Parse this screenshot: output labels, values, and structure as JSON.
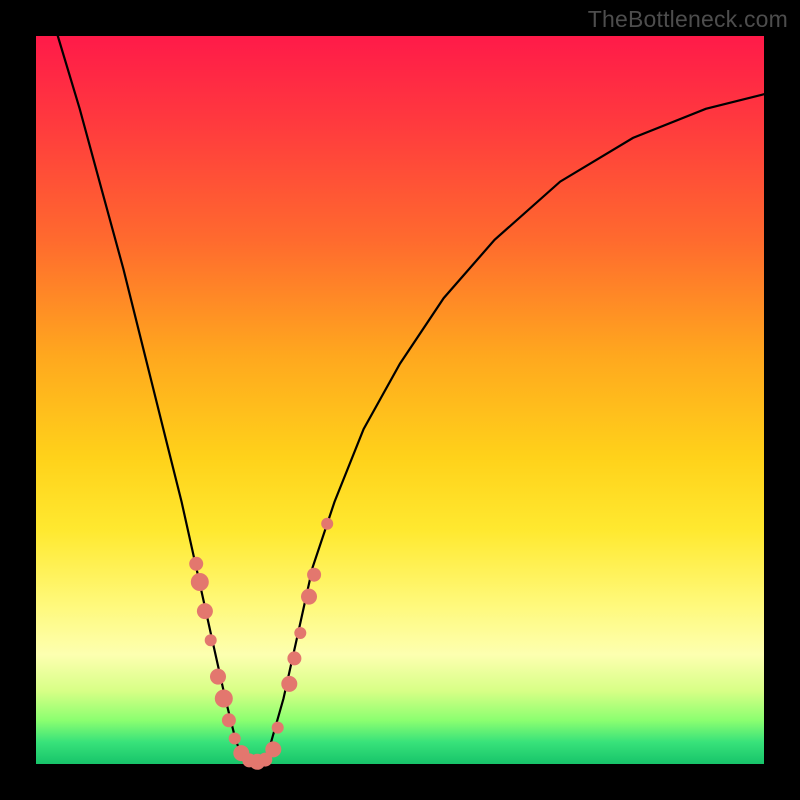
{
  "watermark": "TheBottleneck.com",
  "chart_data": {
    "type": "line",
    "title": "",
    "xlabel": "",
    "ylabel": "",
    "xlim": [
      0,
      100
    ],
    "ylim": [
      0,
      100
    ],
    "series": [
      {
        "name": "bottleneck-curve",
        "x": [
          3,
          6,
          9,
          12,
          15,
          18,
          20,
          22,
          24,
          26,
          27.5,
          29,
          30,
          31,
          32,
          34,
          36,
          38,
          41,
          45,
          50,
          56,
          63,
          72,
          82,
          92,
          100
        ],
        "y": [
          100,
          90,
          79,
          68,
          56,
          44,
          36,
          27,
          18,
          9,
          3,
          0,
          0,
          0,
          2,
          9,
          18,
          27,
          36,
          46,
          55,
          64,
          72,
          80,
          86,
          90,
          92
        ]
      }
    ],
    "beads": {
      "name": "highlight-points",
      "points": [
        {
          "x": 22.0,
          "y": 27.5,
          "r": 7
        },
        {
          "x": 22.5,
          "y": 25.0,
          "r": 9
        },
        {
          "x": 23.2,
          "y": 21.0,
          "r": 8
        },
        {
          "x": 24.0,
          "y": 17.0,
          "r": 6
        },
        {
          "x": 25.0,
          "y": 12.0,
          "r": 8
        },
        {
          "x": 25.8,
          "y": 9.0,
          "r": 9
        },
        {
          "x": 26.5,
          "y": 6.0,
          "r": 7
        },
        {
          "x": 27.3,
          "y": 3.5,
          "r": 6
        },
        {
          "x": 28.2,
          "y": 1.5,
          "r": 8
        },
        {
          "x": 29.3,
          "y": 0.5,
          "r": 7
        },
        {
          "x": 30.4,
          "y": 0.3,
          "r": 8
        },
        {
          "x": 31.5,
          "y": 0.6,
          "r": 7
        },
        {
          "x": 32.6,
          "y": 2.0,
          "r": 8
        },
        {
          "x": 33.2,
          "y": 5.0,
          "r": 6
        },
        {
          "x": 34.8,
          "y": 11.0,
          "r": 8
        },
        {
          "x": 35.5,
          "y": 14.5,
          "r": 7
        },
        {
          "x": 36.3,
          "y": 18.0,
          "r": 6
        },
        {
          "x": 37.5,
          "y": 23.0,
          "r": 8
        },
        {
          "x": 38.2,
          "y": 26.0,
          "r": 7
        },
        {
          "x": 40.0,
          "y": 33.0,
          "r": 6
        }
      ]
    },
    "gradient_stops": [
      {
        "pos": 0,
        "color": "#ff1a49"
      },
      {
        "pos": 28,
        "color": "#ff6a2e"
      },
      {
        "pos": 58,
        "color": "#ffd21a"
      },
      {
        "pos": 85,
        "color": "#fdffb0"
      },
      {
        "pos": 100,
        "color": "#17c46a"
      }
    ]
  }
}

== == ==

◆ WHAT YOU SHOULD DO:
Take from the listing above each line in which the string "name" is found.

◆ COMPLETED EXERCISE:
        "name": "bottleneck-curve",
      "name": "highlight-points",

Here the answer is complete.